Behan was taken to the local hospital where a gynaecologist examined her, but she does not know if any forensic evidence was taken. She says no attempt was made to examine her wounds for evidence. When she returned to the room several days later with her parents, “my Mam found a nail of mine on the bed which must have come off in the initial scuffle. So I am not very confident that they examined the room closely.”
Behan added: “I had little hope over the last 16 years that they would find the man who did this. I was told at the time that I should just be quiet, that if I talked about what had happened I would bring bad publicity to the resort and put off the tourists.
“Then I read about the poor American woman who was raped in September 2005 – who I would love to talk to – and the possible link that was being made between her attack and the person who abducted Madeleine McCann, and I was so full of anger, I knew in my gut it was the right thing to do to speak out.
“I think if the police had done their job investigating what happened to me, if this is indeed the same man that attacked the American and abducted Madeleine McCann, they might have prevented the attack on her, and Madeleine would now be at home with her parents.”
German police and London’s Metropolitan police are thought to have identified Brückner – whose name has not been released by the police but has emerged in the German media – as a key suspect in Madeleine’s disappearance. They have appealed to the public for any information and have received about 400 calls.
Behan, who lives in Ireland with her husband and two children, has given a statement to the Met, who informed her they were taking her case seriously and would be contacting Portuguese police. Behan said the Met had informed her that other people had contacted them independently about her attack.
“They offered everything they can do to help me,” she said. “It’s the first time in 16 years that I’ve been offered any help from an official.
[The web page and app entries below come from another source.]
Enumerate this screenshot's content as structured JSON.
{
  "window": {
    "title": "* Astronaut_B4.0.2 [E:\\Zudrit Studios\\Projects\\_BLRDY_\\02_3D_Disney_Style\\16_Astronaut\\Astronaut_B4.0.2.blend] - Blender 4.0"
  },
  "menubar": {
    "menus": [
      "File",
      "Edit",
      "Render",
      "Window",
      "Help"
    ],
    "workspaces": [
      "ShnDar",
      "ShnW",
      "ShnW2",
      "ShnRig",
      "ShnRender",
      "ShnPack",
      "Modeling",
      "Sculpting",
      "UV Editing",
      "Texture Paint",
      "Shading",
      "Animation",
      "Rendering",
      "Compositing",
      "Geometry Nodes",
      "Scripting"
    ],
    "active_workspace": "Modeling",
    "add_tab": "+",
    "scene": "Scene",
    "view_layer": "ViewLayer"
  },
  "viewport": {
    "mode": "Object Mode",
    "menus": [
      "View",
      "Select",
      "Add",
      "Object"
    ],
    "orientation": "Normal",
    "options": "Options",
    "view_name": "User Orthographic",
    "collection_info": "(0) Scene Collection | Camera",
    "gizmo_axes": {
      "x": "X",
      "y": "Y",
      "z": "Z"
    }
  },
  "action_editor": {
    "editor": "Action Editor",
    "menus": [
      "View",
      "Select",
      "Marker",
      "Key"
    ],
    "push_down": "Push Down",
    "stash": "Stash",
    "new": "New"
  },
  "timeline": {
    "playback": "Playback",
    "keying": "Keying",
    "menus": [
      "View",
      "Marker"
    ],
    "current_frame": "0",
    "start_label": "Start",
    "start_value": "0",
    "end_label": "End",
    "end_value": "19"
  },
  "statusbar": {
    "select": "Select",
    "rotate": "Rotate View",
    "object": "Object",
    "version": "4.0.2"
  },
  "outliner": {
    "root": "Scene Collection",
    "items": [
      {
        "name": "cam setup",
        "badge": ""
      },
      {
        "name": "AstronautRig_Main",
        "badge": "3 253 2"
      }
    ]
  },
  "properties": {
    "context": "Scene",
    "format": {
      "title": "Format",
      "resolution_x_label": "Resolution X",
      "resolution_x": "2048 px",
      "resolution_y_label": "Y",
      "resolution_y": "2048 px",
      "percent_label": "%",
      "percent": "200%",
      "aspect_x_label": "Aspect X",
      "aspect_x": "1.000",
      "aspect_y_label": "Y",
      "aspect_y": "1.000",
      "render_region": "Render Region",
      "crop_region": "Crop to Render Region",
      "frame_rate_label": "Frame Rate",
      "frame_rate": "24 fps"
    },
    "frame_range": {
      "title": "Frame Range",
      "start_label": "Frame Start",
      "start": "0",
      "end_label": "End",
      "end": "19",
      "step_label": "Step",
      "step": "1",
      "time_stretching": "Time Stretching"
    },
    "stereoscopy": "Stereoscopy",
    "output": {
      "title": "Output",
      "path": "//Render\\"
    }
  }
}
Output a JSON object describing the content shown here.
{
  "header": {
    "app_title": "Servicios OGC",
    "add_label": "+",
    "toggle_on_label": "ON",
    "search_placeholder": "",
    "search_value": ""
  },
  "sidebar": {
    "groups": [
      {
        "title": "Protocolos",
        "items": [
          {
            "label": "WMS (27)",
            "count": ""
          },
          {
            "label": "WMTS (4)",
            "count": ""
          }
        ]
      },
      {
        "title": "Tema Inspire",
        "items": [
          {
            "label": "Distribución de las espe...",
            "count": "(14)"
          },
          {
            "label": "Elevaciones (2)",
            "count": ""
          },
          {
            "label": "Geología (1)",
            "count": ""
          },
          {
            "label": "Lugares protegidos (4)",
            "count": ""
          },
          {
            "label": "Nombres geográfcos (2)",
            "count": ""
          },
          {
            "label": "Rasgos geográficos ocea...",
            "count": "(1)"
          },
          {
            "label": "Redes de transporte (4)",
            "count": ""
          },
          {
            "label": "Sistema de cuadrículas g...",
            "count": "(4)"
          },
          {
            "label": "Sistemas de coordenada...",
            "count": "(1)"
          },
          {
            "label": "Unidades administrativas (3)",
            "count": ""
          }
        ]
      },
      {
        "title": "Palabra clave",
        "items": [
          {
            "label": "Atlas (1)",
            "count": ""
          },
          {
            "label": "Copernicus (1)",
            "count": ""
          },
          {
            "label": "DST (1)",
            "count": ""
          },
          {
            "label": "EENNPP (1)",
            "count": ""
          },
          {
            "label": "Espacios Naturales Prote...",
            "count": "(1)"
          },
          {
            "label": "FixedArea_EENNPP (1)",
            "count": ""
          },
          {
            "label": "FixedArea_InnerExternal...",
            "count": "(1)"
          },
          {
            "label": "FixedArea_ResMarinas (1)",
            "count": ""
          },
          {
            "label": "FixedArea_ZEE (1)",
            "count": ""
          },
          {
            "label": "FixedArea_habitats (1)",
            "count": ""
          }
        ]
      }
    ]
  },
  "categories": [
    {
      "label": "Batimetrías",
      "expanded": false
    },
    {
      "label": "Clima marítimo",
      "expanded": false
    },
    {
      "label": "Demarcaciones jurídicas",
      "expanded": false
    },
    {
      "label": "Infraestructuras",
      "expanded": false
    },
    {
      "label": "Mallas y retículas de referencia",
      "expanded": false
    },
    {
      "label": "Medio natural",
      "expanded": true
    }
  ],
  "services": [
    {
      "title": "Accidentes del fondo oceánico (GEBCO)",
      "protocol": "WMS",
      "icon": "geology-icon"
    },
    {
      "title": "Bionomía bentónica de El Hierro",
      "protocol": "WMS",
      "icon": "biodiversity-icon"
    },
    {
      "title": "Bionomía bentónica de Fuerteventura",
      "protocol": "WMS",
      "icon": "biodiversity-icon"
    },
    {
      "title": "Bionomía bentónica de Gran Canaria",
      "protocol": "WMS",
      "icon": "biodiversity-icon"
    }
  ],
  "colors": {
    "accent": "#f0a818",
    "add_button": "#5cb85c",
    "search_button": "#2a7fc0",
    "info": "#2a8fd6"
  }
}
I live in hope of finally getting closure on an extremely difficult chapter in my life.” She added: “Speaking out about this is difficult, but in my gut I feel it is the right thing to do.”
The Met would not comment on Behan’s case but the force reiterated its appeal for “anyone with information to come forward and speak with us”. Portuguese police have not responded to a request for comment.